I wasn’t sure if I wanted to read yet another fictional book about adoption. Some of the recent portrayals I’ve looked into have seemed overly dramatic in order to make for a good story line. However, a friend who has been part of my support system through my three adoptions read this book and highly recommended it. She said it gave her great insight into why birth mothers may place their child for adoption. Then I read an excerpt of the book in a recent issue of Adoptive Families magazine it sounded intriguing. Late one night I decided to pick up the book and only read a few pages. It was 2 AM and 165 pages later when I forced myself to put the book down in order to get some sleep. I happily completed the novel the next night.
The basic story of this book involves six couples using an adoption agency, called The Red Thread, to adopt a child from China. The couples are followed from their initial orientation with the agency through their trip overseas for their daughters. The basic steps of the adoption process are glossed over, yet the emotions which arise during them are not. The stress of the homestudy, the worries of whether they made the right choice, the anxiety of waiting to hear news of a referral, and the fear of being a new parent are all covered. As an adoptive parent I could easily relate to feelings from each of the couples in this book.
This story would be interesting to anyone, whether or not they are or have pursued adoption. It forces the reader to open their mind and accept that you don’t need to be infertile to adopt, adoption is not right for every couple, and the reasons for a baby to be abandoned overseas are not simple.
Circumstances for Abandonment
What I loved most about this book is that it incorporates different point of views. My favorite parts of the novel are when you hear from the Chinese birth mothers and find out how their baby girls ended up at an orphanage. It is easy to find stories from U.S. birth mothers and read what their reasons were for placing their child for adoption.
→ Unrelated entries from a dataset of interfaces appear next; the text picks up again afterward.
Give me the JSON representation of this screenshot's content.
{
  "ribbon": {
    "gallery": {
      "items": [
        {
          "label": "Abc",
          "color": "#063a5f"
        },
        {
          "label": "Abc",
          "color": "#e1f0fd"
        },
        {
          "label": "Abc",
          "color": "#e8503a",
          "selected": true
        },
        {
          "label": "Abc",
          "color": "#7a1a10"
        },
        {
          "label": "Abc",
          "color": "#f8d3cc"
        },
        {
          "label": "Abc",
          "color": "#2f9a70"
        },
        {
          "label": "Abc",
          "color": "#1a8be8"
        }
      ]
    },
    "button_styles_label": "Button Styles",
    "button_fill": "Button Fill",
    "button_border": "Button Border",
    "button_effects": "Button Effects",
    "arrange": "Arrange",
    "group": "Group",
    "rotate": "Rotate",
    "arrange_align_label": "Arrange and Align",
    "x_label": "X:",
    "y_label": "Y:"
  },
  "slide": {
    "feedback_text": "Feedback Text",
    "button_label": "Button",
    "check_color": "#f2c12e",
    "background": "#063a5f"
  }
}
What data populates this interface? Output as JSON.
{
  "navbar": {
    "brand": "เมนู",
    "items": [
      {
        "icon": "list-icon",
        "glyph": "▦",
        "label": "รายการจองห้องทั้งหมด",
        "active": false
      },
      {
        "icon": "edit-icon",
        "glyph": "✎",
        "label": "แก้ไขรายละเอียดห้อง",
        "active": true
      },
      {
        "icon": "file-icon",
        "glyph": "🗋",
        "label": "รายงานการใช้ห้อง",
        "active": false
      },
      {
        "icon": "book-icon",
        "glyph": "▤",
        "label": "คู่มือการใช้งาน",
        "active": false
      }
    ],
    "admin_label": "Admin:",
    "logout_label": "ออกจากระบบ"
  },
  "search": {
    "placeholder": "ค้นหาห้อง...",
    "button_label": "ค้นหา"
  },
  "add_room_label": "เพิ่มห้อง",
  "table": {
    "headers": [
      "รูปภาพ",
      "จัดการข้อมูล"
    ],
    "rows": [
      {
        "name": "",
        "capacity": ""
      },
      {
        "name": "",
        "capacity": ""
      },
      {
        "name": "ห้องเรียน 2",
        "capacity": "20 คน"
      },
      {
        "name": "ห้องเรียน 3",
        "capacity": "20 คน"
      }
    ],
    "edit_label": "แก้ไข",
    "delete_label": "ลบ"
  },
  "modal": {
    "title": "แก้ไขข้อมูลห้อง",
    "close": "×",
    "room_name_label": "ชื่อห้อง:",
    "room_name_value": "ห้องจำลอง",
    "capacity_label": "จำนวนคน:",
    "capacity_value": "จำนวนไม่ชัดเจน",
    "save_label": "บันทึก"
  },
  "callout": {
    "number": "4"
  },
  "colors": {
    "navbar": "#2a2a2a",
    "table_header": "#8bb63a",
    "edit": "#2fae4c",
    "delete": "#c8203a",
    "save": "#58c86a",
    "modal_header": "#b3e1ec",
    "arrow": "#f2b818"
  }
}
It’s not easy to find these stories about the birth mothers from overseas. The information about them is very limited, dependant on the country. With China, in particular, the baby’s story usually begins with them being discovered by strangers in a public location. Often no knowledge of the baby’s birth family is ever known. In The Red Thread, we learn the baby’s stories from even before conception and follow their unpredictable journey to an orphanage.
Yes, this is a fictional story. The author, Ann Hood, did adopt from China so she understands the adoption process and the emotions involved. On her website she recounts how she was motivated to write this story when contemplating her daughter’s first five months of life, prior to being abandoned in China. She says that she wants the reader to understand that there are circumstances, which we cannot fully comprehend, that lead to a baby being abandoned.
Supporting One Another
The perspective of the potential adoptive parents is also covered. They all come to the decision to adopt for different reasons. Their reasons varied from wanting to save a child, to infertility, to fear of passing on poor genetics. No matter what brought them to the world of adoption, it’s obvious that they share a common bond in the adoption process and can help one another on their journey.
At my monthly adoption support meetings, I see a collection of potential adoptive parents similar to those in this novel. Some are already parents, some have children from previous marriages, some have had multiple miscarriages, and some are infertile and choose not to pursue any medical treatment for it. It’s always fascinating to me the road which brings people to adoption. It’s even more fascinating that all of these people graciously give and gain support from one another, all in the pursuit of adopting a child. It’s almost magical to see people from very diverse backgrounds share their emotions and their knowledge with one another. I could see similarities to my meetings as I read in this novel whenever some of the characters lent support to each other through their adoption journeys.
Why is the novel’s adoption agency called “The Red Thread?” The book’s prologue says the following:
There exists a silken red thread of destiny. It is said that this magical cord may tangle or stretch but never break. When a child is born, that invisible red thread connects the child’s soul to all the people –past, present, and future—who will play a part in that child’s life. Over time, that thread shortens and tightens, bringing closer and closer those people who are fated to be together.
Whenever I hear someone’s adoption story, whether domestic or international adoption, I believe that something, either God, Karma or whatever you believe in, had a role in bringing that child and their adoptive parents together. I didn’t believe this until I adopted my first child. Then I finally believed the other adoptive parents who had told me that once I adopted, I’d know in my heart that my child was meant to be with me. Maybe the Chinese tale is correct and there is an invisible thread that connected me to my children before I even knew they had been conceived. If so, I am grateful for this destiny.
This novel’s title, “The Red Thread” is very appropriate as it tells how these potential adoptive parents are fated to their choice of adoption, to the Chinese birth mother of their future child, and to each other in the adoption community. This red thread is definitely stretched thin during their hard times but in the end it always brings them together with the child that was meant to be theirs.
Have you read this book and agree with my positive review of it?
If you are an adoptive parent, then can you see a “red thread” in your child’s adoption story?
Danielle I. Pennel
Three Yellow Roses